══ Source material

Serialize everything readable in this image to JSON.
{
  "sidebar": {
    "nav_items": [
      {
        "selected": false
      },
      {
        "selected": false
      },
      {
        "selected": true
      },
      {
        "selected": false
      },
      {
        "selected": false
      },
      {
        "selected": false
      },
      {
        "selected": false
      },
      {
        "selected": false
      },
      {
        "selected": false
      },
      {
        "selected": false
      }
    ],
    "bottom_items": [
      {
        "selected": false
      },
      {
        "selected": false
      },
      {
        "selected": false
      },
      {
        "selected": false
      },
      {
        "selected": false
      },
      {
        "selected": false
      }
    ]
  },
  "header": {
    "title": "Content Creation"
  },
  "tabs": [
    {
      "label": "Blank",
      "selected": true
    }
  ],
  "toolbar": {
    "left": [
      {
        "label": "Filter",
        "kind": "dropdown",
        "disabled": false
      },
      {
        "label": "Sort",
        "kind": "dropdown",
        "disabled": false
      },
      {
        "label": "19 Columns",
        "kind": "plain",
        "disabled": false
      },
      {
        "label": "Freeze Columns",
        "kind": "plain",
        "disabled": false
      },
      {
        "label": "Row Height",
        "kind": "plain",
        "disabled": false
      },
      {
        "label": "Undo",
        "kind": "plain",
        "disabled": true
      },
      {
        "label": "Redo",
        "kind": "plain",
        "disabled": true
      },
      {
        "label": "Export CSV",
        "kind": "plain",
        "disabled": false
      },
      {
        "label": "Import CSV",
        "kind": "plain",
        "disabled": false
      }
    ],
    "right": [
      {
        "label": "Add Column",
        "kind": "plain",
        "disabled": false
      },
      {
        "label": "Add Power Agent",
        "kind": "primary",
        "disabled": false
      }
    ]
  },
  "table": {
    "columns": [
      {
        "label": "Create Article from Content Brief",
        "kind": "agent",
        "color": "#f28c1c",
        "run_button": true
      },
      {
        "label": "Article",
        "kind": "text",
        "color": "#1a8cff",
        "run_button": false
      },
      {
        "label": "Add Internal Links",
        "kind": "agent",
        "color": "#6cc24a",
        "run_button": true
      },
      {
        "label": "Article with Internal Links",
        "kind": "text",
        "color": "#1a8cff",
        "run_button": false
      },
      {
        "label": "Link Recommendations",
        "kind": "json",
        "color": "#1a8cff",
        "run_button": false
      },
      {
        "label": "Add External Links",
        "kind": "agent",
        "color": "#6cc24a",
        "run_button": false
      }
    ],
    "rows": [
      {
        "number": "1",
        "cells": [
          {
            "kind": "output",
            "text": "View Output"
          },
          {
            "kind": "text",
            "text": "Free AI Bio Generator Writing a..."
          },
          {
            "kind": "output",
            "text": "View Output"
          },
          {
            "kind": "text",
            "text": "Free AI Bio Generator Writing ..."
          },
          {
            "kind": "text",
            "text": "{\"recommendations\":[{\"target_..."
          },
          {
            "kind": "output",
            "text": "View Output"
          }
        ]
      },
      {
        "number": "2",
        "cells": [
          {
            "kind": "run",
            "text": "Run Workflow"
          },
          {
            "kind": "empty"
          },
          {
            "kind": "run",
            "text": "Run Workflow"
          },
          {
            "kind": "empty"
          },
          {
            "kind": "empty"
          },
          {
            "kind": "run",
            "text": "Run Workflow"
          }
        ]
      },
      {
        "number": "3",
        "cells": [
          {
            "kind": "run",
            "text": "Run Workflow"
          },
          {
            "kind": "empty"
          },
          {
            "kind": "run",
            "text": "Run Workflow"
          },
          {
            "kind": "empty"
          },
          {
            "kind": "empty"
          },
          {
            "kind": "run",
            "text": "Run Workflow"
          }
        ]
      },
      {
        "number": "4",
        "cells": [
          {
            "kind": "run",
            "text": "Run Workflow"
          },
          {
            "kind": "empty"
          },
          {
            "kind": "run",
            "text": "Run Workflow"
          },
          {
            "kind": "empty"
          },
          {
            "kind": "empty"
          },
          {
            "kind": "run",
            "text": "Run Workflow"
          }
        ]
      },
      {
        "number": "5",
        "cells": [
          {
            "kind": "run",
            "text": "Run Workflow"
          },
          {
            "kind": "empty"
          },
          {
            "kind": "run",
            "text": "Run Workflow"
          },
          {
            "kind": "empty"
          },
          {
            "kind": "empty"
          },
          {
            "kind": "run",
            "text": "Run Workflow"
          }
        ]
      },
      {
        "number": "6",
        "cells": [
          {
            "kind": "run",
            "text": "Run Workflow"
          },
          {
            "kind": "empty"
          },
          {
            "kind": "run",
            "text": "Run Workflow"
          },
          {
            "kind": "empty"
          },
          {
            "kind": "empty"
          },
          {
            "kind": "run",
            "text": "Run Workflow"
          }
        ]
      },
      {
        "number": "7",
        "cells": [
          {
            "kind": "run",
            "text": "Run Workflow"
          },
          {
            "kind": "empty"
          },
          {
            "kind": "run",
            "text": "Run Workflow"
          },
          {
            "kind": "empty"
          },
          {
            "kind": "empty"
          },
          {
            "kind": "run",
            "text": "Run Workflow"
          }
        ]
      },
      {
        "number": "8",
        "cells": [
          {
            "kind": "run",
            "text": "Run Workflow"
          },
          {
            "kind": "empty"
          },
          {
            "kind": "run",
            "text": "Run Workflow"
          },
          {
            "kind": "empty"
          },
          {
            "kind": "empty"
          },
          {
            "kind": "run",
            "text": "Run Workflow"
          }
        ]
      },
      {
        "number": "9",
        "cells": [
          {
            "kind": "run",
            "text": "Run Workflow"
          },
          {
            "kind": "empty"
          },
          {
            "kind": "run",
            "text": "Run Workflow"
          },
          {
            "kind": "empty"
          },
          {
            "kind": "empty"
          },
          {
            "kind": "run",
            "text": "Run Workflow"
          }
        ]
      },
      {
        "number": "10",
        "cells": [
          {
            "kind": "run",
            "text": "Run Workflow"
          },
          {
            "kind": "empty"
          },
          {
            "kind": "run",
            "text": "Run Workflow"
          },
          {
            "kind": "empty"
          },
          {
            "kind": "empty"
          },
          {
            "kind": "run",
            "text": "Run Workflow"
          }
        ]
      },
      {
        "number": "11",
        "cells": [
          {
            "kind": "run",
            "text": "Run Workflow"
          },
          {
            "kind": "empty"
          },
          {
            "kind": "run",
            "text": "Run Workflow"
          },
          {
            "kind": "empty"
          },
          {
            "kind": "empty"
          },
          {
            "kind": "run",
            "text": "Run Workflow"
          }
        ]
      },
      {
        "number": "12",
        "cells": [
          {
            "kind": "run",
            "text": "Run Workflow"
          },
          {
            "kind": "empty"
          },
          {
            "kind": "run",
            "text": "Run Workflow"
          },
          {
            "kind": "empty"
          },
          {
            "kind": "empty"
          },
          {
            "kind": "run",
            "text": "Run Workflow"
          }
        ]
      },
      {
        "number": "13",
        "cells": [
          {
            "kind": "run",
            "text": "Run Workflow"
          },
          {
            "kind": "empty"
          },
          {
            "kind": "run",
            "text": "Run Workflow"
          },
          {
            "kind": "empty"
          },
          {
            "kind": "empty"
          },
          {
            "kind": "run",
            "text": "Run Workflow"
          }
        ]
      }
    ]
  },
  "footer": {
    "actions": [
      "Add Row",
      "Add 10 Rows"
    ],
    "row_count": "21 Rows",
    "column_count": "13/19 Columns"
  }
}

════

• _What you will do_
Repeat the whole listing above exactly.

• _Written solution_
Serialize everything readable in this image to JSON.
{
  "sidebar": {
    "nav_items": [
      {
        "selected": false
      },
      {
        "selected": false
      },
      {
        "selected": true
      },
      {
        "selected": false
      },
      {
        "selected": false
      },
      {
        "selected": false
      },
      {
        "selected": false
      },
      {
        "selected": false
      },
      {
        "selected": false
      },
      {
        "selected": false
      }
    ],
    "bottom_items": [
      {
        "selected": false
      },
      {
        "selected": false
      },
      {
        "selected": false
      },
      {
        "selected": false
      },
      {
        "selected": false
      },
      {
        "selected": false
      }
    ]
  },
  "header": {
    "title": "Content Creation"
  },
  "tabs": [
    {
      "label": "Blank",
      "selected": true
    }
  ],
  "toolbar": {
    "left": [
      {
        "label": "Filter",
        "kind": "dropdown",
        "disabled": false
      },
      {
        "label": "Sort",
        "kind": "dropdown",
        "disabled": false
      },
      {
        "label": "19 Columns",
        "kind": "plain",
        "disabled": false
      },
      {
        "label": "Freeze Columns",
        "kind": "plain",
        "disabled": false
      },
      {
        "label": "Row Height",
        "kind": "plain",
        "disabled": false
      },
      {
        "label": "Undo",
        "kind": "plain",
        "disabled": true
      },
      {
        "label": "Redo",
        "kind": "plain",
        "disabled": true
      },
      {
        "label": "Export CSV",
        "kind": "plain",
        "disabled": false
      },
      {
        "label": "Import CSV",
        "kind": "plain",
        "disabled": false
      }
    ],
    "right": [
      {
        "label": "Add Column",
        "kind": "plain",
        "disabled": false
      },
      {
        "label": "Add Power Agent",
        "kind": "primary",
        "disabled": false
      }
    ]
  },
  "table": {
    "columns": [
      {
        "label": "Create Article from Content Brief",
        "kind": "agent",
        "color": "#f28c1c",
        "run_button": true
      },
      {
        "label": "Article",
        "kind": "text",
        "color": "#1a8cff",
        "run_button": false
      },
      {
        "label": "Add Internal Links",
        "kind": "agent",
        "color": "#6cc24a",
        "run_button": true
      },
      {
        "label": "Article with Internal Links",
        "kind": "text",
        "color": "#1a8cff",
        "run_button": false
      },
      {
        "label": "Link Recommendations",
        "kind": "json",
        "color": "#1a8cff",
        "run_button": false
      },
      {
        "label": "Add External Links",
        "kind": "agent",
        "color": "#6cc24a",
        "run_button": false
      }
    ],
    "rows": [
      {
        "number": "1",
        "cells": [
          {
            "kind": "output",
            "text": "View Output"
          },
          {
            "kind": "text",
            "text": "Free AI Bio Generator Writing a..."
          },
          {
            "kind": "output",
            "text": "View Output"
          },
          {
            "kind": "text",
            "text": "Free AI Bio Generator Writing ..."
          },
          {
            "kind": "text",
            "text": "{\"recommendations\":[{\"target_..."
          },
          {
            "kind": "output",
            "text": "View Output"
          }
        ]
      },
      {
        "number": "2",
        "cells": [
          {
            "kind": "run",
            "text": "Run Workflow"
          },
          {
            "kind": "empty"
          },
          {
            "kind": "run",
            "text": "Run Workflow"
          },
          {
            "kind": "empty"
          },
          {
            "kind": "empty"
          },
          {
            "kind": "run",
            "text": "Run Workflow"
          }
        ]
      },
      {
        "number": "3",
        "cells": [
          {
            "kind": "run",
            "text": "Run Workflow"
          },
          {
            "kind": "empty"
          },
          {
            "kind": "run",
            "text": "Run Workflow"
          },
          {
            "kind": "empty"
          },
          {
            "kind": "empty"
          },
          {
            "kind": "run",
            "text": "Run Workflow"
          }
        ]
      },
      {
        "number": "4",
        "cells": [
          {
            "kind": "run",
            "text": "Run Workflow"
          },
          {
            "kind": "empty"
          },
          {
            "kind": "run",
            "text": "Run Workflow"
          },
          {
            "kind": "empty"
          },
          {
            "kind": "empty"
          },
          {
            "kind": "run",
            "text": "Run Workflow"
          }
        ]
      },
      {
        "number": "5",
        "cells": [
          {
            "kind": "run",
            "text": "Run Workflow"
          },
          {
            "kind": "empty"
          },
          {
            "kind": "run",
            "text": "Run Workflow"
          },
          {
            "kind": "empty"
          },
          {
            "kind": "empty"
          },
          {
            "kind": "run",
            "text": "Run Workflow"
          }
        ]
      },
      {
        "number": "6",
        "cells": [
          {
            "kind": "run",
            "text": "Run Workflow"
          },
          {
            "kind": "empty"
          },
          {
            "kind": "run",
            "text": "Run Workflow"
          },
          {
            "kind": "empty"
          },
          {
            "kind": "empty"
          },
          {
            "kind": "run",
            "text": "Run Workflow"
          }
        ]
      },
      {
        "number": "7",
        "cells": [
          {
            "kind": "run",
            "text": "Run Workflow"
          },
          {
            "kind": "empty"
          },
          {
            "kind": "run",
            "text": "Run Workflow"
          },
          {
            "kind": "empty"
          },
          {
            "kind": "empty"
          },
          {
            "kind": "run",
            "text": "Run Workflow"
          }
        ]
      },
      {
        "number": "8",
        "cells": [
          {
            "kind": "run",
            "text": "Run Workflow"
          },
          {
            "kind": "empty"
          },
          {
            "kind": "run",
            "text": "Run Workflow"
          },
          {
            "kind": "empty"
          },
          {
            "kind": "empty"
          },
          {
            "kind": "run",
            "text": "Run Workflow"
          }
        ]
      },
      {
        "number": "9",
        "cells": [
          {
            "kind": "run",
            "text": "Run Workflow"
          },
          {
            "kind": "empty"
          },
          {
            "kind": "run",
            "text": "Run Workflow"
          },
          {
            "kind": "empty"
          },
          {
            "kind": "empty"
          },
          {
            "kind": "run",
            "text": "Run Workflow"
          }
        ]
      },
      {
        "number": "10",
        "cells": [
          {
            "kind": "run",
            "text": "Run Workflow"
          },
          {
            "kind": "empty"
          },
          {
            "kind": "run",
            "text": "Run Workflow"
          },
          {
            "kind": "empty"
          },
          {
            "kind": "empty"
          },
          {
            "kind": "run",
            "text": "Run Workflow"
          }
        ]
      },
      {
        "number": "11",
        "cells": [
          {
            "kind": "run",
            "text": "Run Workflow"
          },
          {
            "kind": "empty"
          },
          {
            "kind": "run",
            "text": "Run Workflow"
          },
          {
            "kind": "empty"
          },
          {
            "kind": "empty"
          },
          {
            "kind": "run",
            "text": "Run Workflow"
          }
        ]
      },
      {
        "number": "12",
        "cells": [
          {
            "kind": "run",
            "text": "Run Workflow"
          },
          {
            "kind": "empty"
          },
          {
            "kind": "run",
            "text": "Run Workflow"
          },
          {
            "kind": "empty"
          },
          {
            "kind": "empty"
          },
          {
            "kind": "run",
            "text": "Run Workflow"
          }
        ]
      },
      {
        "number": "13",
        "cells": [
          {
            "kind": "run",
            "text": "Run Workflow"
          },
          {
            "kind": "empty"
          },
          {
            "kind": "run",
            "text": "Run Workflow"
          },
          {
            "kind": "empty"
          },
          {
            "kind": "empty"
          },
          {
            "kind": "run",
            "text": "Run Workflow"
          }
        ]
      }
    ]
  },
  "footer": {
    "actions": [
      "Add Row",
      "Add 10 Rows"
    ],
    "row_count": "21 Rows",
    "column_count": "13/19 Columns"
  }
}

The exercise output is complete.